There have been signs of this, in the hard-fought Test and one-day series against New Zealand. It is a new experience for Anderson, being on the far side of the age divide, and one that he is enjoying. “At the moment, the make-up of our team is different from any other series that I’ve been in,” he said. “It’s quite a young side, I would say the most talented that we have had.
“It’s really exciting, a great time to be involved. The guys who have come in have been a breath of fresh air. Guys like Mark Wood, who is loving being around the set-up. That rubs off on everyone when you see people like that. So it’s a very different feel.”
The job of the senior players is to protect and enhance this different feel, to make sure that the youngsters are confident enough to express themselves. They need to feel trusted and supported, and Anderson makes sure that they do. “The only way that people come into the side and play like they have done in this one-day series, or in the Test series before, is if they are relaxed, and they are comfortable in the environment.”
The evidence of 2015 suggests that Anderson, as well as Alastair Cook, Ian Bell and Stuart Broad, the other veterans of three consecutive Ashes wins, have done exactly that. The new generation do not look inhibited, anxious or awkward, which is a triumph for the group.
“What we have done well in the last few months, and certainly in this one-day series, is allowing the younger guys to go out there and really show off their talents,” he said. “The important role of the senior guys is to try to get those lads to just relax and try to take some pressure off by putting in performances ourselves.
“With guys like Wood or Ben Stokes, you’ve got to try to make them as relaxed as possible. They’re very skilful players, it’s about getting those skills out.”
Anderson spoke about the responsibility of “drawing on the experiences” of when he was a junior player, first breaking into the England side 12 years ago. That was not an especially welcoming place and Anderson sensed that he was seen as a threat by the senior players of the time.
“When I first started, it didn’t help that the team wasn’t doing very well, so people were always looking over their shoulder,” he said. “And that environment has changed a lot. It was something that Andrew Strauss when he was captain was very keen on getting rid of. Because when he came into the side, a similar time, 2004, there was that same thing: people watching their own back.”
There is no prospect of that now. Anderson speaks with real enthusiasm about Stokes, Wood, Buttler and Root. “The amount of talent they have got is quite scary,” he said. “When you bowl at Jos in the nets and you look at him you think he can be as good as anyone: an AB de Villiers type of player. Obviously he is not there yet, and he has a lot to do. But it is exciting that we have that talent in the team. It is about them playing and playing and playing to realise how good they can be.”
And then there is Root, the leader of the new generation and a man whose talents Anderson – speaking as he faced the media during an exclusive Slazenger Cricket nets session – is already in awe of: “He is frighteningly good.The way he adapts his game throughout the three formats is extraordinary. I don’t think I’ve seen anyone in an England shirt do that as well as he does. And he’s 24 years old.”

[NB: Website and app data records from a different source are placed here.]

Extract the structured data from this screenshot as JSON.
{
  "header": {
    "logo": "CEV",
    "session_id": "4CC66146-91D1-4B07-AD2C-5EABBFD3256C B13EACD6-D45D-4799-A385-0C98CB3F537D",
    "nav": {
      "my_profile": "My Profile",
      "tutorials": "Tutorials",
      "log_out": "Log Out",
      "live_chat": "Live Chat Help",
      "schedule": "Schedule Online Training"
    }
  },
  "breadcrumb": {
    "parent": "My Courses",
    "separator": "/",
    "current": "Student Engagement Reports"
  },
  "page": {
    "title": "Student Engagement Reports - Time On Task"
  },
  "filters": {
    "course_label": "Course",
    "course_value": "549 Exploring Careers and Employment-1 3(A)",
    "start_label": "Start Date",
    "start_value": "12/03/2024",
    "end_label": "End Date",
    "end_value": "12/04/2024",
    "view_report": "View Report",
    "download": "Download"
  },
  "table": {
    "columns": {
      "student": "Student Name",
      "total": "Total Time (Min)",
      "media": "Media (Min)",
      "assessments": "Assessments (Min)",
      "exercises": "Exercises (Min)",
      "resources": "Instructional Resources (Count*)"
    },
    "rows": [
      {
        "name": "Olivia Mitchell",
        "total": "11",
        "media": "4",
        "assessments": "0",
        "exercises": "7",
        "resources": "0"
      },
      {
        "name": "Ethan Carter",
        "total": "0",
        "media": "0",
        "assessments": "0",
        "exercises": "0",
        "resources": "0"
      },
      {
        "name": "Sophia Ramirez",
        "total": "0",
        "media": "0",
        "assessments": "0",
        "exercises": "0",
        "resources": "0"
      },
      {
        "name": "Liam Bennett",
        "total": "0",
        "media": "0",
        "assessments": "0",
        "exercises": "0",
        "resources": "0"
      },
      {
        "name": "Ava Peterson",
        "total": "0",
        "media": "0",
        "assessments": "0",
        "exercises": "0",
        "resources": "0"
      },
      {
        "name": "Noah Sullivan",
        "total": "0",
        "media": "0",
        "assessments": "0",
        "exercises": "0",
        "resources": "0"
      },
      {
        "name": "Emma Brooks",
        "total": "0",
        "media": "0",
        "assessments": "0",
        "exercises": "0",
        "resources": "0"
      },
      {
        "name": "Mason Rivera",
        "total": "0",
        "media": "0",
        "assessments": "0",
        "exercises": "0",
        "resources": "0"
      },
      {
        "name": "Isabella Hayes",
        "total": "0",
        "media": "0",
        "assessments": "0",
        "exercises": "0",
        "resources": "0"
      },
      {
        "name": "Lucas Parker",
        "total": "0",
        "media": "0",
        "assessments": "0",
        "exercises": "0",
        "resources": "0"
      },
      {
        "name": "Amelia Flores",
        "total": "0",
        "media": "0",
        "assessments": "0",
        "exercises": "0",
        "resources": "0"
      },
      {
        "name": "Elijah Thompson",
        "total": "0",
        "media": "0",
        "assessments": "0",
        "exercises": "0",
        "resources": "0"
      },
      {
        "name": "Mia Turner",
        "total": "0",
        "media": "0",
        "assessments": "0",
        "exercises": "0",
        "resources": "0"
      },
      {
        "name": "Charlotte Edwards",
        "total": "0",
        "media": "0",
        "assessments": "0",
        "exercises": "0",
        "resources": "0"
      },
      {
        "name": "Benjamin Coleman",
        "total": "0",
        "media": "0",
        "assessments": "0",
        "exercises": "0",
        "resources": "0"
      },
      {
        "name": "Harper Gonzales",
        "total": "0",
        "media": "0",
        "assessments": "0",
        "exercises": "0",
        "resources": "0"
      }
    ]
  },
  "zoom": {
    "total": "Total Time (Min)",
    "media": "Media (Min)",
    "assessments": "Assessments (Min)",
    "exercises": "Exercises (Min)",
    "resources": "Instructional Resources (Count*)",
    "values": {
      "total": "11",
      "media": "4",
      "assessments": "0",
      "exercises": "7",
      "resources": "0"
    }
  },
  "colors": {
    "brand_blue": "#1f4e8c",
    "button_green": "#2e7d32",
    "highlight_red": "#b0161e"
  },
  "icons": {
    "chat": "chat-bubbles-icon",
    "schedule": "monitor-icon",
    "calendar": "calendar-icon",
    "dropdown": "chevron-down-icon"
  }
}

Root is the example which Anderson hopes the others will follow. Whatever happens in this Ashes, there is a more important future.
“I don’t think there is a huge amount of pressure on us,” reflected Anderson. “Australia are favourites. We have shown signs of improvement, but we are not quite there yet. I’m excited about where we can go.”
James Anderson was speaking on behalf of Slazenger Cricket whilst facing off against the media at an exclusive nets session. James Anderson will be using the Slazenger V1200 bat during this summer's Ashes, available for £299.99. For more information and to view the full Slazenger Cricket range visit Slazenger.com.Reuse content